God. The Bible describes God as the greatest of gods (Deut 10:17); his greatness is unsearchable (Psalm 145:3). In discussing this theological characteristic of God, how do we understand an attribute that is not understandable? Its very abundance makes our task difficult (Psalm 150:2).
God by nature is great. The Bible affirms the greatness of his power (Job 23:6; Psalm 66:3; Eph 1:19). Strength and might describe him (Isa 40:26; 63:1). The "greatness of majesty" becomes the worshiper's cry for who God is (Exod 15:7; Deut 5:24).
Of course, the clearest view of God's greatness comes from his actions toward creation, especially toward his people. Creation records his greatness and leads to our praise (Psalm 145:6). God's care of the children of Israel in the wilderness demonstrated his greatness (Deut 3:24; 11:2). When Jesus healed a boy suffering from demon possession, the people affirmed the greatness of God in the act (Luke 9:43).
God also exhibits greatness in love toward humanity by forgiving (Num 14:19) and by redeeming (Deut 9:26). Nehemiah asks God to remember him for his attempt to preserve the holiness of Israel. The basis for his request revolves around the greatness of God's lovingkindness (Neh 13:22).
As an attribute, the greatness of God describes the extent and magnitude of his qualities.
Humans.
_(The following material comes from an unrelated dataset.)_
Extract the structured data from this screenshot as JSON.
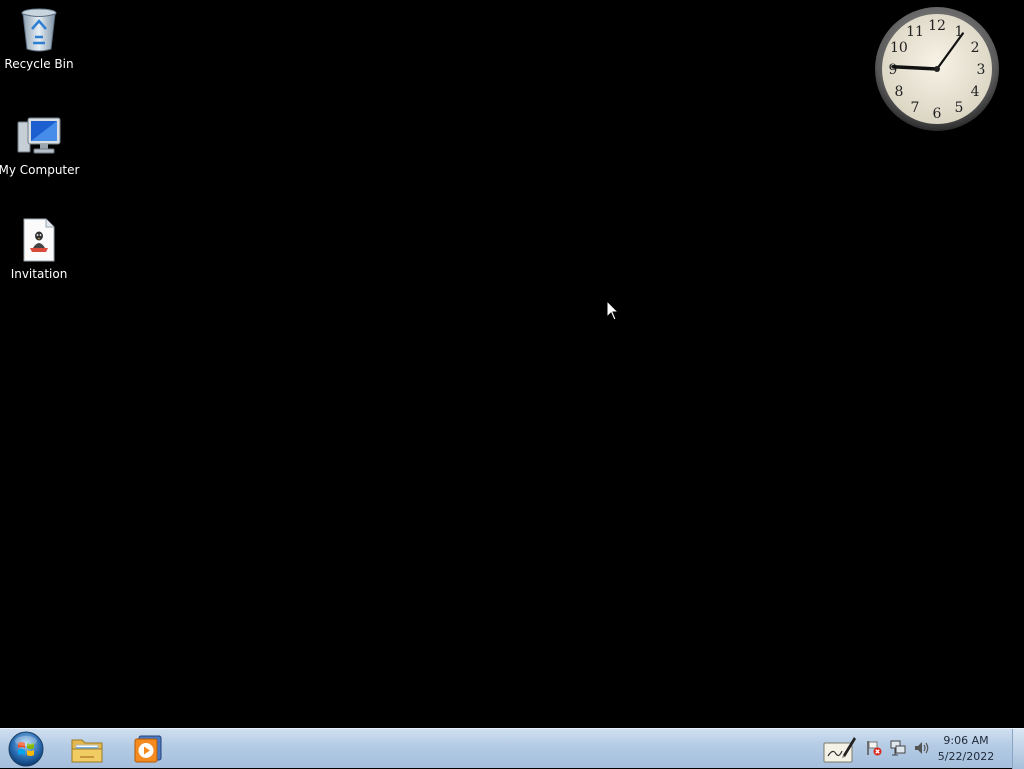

Humans also may be considered "great." After the plagues of Egypt, Moses was "great" in importance both in Egypt and among the people of Israel. The queen of Sheba attested to the great wisdom of Solomon (2 Chron 9:6). Nebuchadnezzar's greatness returned to him after he humbled himself before the Lord (Dan 4:36). Mordecai achieved greatness in his position in the Persian government (Esther 10:2).
Human greatness depends on the quality of a person's life. It is something that may be taken away, as in the case of Nebuchadnezzar, or may be lost, as in the case of the greatness of the nation of Egypt (Eze 31). "Great folly" takes away any semblance of greatness (Prov 5:23).
Psalm 71 explains that the actions of some enemies, perhaps due to old age, may lead to lost prestige. The psalmist's prayer attests to a trust in God to restore the former "greatness" (v. 21). Right standing in the community will be restored in the same way that God worked before the difficulties that took them away.
Christ. Christ turned the definition of human greatness in a profound direction. Jesus modeled greatness by humbling himself in coming to earth and dying on the cross (Php 2:5-11). Jesus made this perspective clear in his teachings. When the disciples asked who is the greatest in the kingdom, Jesus answered by bringing a child into their midst and declaring that even admission into the kingdom depended on a similar attitude of humility (Matt 18:1-4).
The mother of James and John asked if her boys could sit on the right and left hands of Jesus in the kingdom. The other disciples became upset with the brothers. Jesus used the occasion to say that the one who wanted to be great among them had to be their servant (Matt 20:26; 23:11). Jesus noted that his life would exemplify this attitude by his service, including the gift of his life (Matt 20:28).
The greatness of a person is measured by service to others. Christ set the example.
G. Michael Hagan
See also God